Like McGwire, Bonds’ public
image as a steroid cheat probably is beyond rehabilitation. But many
players past and present continue to hold Bonds’ hitting intelligence,
vision and discipline in the highest esteem. They marvel at his ability
to entrap a pitcher and barrel up the slightest mistake. They rank his
hitting acumen in the highest tier with men like Ted Williams and Tony
Bonds might be a hitting Einstein to McGwire’s fifth-grade science teacher.
Yeah, but at least my fifth grade science teacher was able to explain photosynthesis and the Doppler effect and stuff to me in basic terms.
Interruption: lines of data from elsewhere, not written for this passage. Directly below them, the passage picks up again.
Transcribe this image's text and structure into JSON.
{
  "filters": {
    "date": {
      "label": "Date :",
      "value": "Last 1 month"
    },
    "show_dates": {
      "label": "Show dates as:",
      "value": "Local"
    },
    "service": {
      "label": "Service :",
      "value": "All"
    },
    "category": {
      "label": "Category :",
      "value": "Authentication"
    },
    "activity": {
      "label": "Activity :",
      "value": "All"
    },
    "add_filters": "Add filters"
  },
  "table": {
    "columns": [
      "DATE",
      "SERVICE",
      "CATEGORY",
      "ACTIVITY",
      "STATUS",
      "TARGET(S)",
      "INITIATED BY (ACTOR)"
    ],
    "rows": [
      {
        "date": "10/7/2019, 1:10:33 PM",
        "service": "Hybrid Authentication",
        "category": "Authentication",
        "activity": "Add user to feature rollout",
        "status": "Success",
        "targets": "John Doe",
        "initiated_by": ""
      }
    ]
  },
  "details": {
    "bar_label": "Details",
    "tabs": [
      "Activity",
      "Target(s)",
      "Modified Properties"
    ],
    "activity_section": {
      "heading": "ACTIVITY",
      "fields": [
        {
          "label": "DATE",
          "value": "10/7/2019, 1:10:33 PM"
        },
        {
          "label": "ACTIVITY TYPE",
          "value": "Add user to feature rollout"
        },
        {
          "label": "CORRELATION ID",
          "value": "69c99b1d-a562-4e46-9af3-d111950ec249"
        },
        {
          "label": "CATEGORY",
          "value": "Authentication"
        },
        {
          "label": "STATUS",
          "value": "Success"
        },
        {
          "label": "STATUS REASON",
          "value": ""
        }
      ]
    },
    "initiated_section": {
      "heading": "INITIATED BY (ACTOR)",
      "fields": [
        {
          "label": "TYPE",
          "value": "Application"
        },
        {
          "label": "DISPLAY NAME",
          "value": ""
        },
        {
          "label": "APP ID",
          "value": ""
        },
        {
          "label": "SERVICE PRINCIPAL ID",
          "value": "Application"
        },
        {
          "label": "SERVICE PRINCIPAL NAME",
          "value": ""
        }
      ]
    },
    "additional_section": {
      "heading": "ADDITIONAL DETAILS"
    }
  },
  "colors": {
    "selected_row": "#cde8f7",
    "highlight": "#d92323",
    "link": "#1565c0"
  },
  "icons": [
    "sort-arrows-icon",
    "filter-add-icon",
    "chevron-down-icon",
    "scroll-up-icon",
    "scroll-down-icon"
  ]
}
After struggling to think of how to dumb-down his copious brilliance to my level for an hour, Einstein would probably retreat to the teacher’s lounge for a smoke.
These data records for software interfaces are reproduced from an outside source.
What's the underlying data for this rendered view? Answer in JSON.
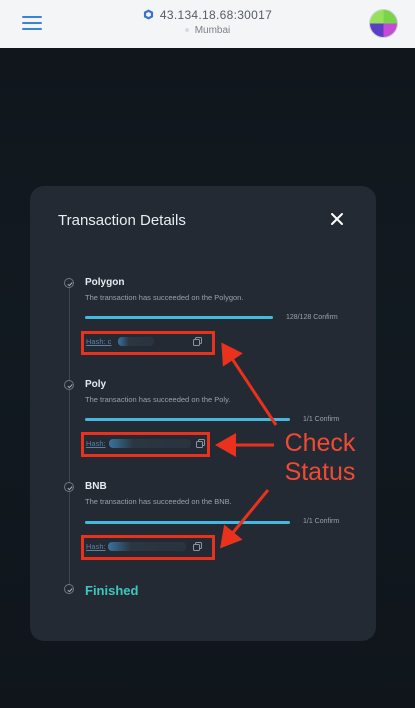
{
  "header": {
    "node_address": "43.134.18.68:30017",
    "region": "Mumbai",
    "menu_icon": "hamburger-icon",
    "node_icon": "node-cube-icon",
    "avatar_icon": "wallet-avatar"
  },
  "modal": {
    "title": "Transaction Details",
    "close_icon": "close-icon",
    "steps": [
      {
        "chain": "Polygon",
        "description": "The transaction has succeeded on the Polygon.",
        "confirm": "128/128 Confirm",
        "progress": 1.0,
        "hash_label": "Hash: c"
      },
      {
        "chain": "Poly",
        "description": "The transaction has succeeded on the Poly.",
        "confirm": "1/1 Confirm",
        "progress": 1.0,
        "hash_label": "Hash:"
      },
      {
        "chain": "BNB",
        "description": "The transaction has succeeded on the BNB.",
        "confirm": "1/1 Confirm",
        "progress": 1.0,
        "hash_label": "Hash:"
      }
    ],
    "finished_label": "Finished"
  },
  "annotation": {
    "line1": "Check",
    "line2": "Status",
    "color": "#e8321d"
  },
  "colors": {
    "accent": "#45b8df",
    "finished": "#3cc8bd",
    "modal_bg": "#232a33"
  }
}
But based on what we’ve heard about him, Einstein would be a better communicator than Bonds, even if he spoke in his native German. And really, how do you teach Bonds’ batting eye, which was his greatest gift as a hitter? “Schierholtz! Do it again, and this time recognize it as a ball! I could tell that from over here!”
Bonds may be the greatest hitter of my lifetime, but not everyone can teach, and in this capacity I get the sense that Bonds is not everyoner than most people.
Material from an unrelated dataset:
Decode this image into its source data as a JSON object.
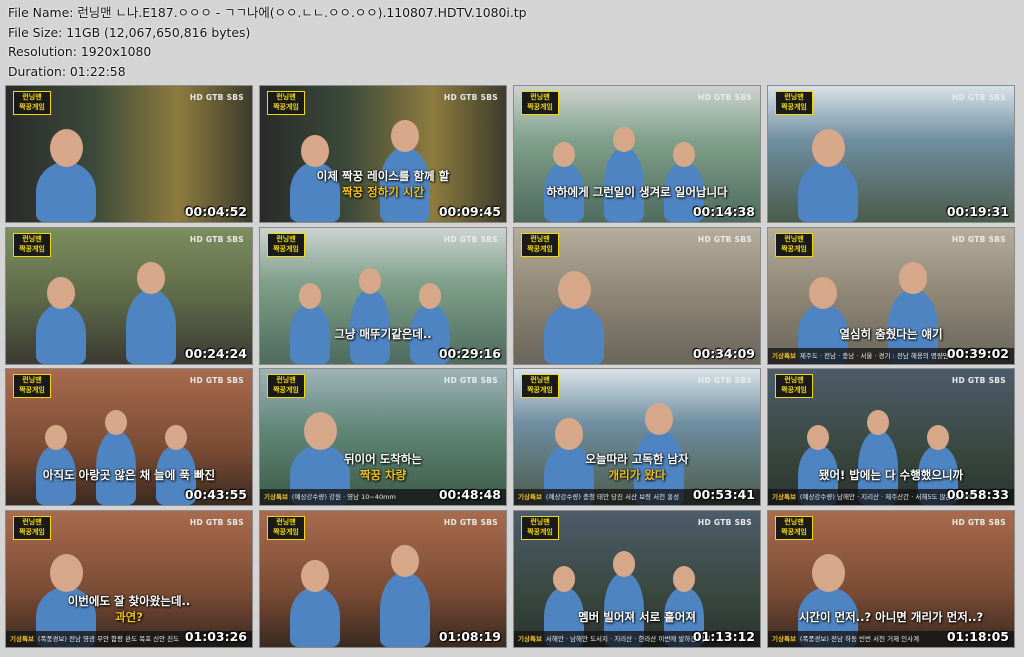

Oft-injured pitcher Josh Johnson is retiring from baseball, ESPN’s Jerry Crasnick is reporting.
Johnson, 32, hasn’t pitched in the majors since 2013. The right-hander underwent his third Tommy John surgery in September 2015 but wasn’t able to bounce back.
Johnson spent most of his career with the Marlins, but also pitched for the Blue Jays in the big leagues, as well as the Padres in the minors. He retires with a career 3.40 ERA, 915 strikeouts across 998 innings in the majors, and two All-Star nominations. Johnson led the National League with a 2.30 ERA in 2010, finishing fifth in NL Cy Young Award balloting. One wonders what he could have accomplished if he was able to stay healthy.
The Angels are nearing a multi-year deal with free agent third baseman Luis Valbuena, Jeff Fletcher of the Orange County Register reports. It’s believed to be a two-year contract with a third-year option.
Valbuena, 31, hit .260/.357/.459 with 13 home runs and 40 RBI in 342 plate appearances in 2016. He missed most of the second half with a hamstring injury, for which he underwent surgery in late August.
Valbuena has played a majority of his career at third base, but also has extensive experience at second base and has racked up innings at first base and shortstop as well. He won’t play every day for the Angels, as Yunel Escobar lays claim to third base and C.J. Cron first base, but he will give them flexibility and a left-handed bat off the bench.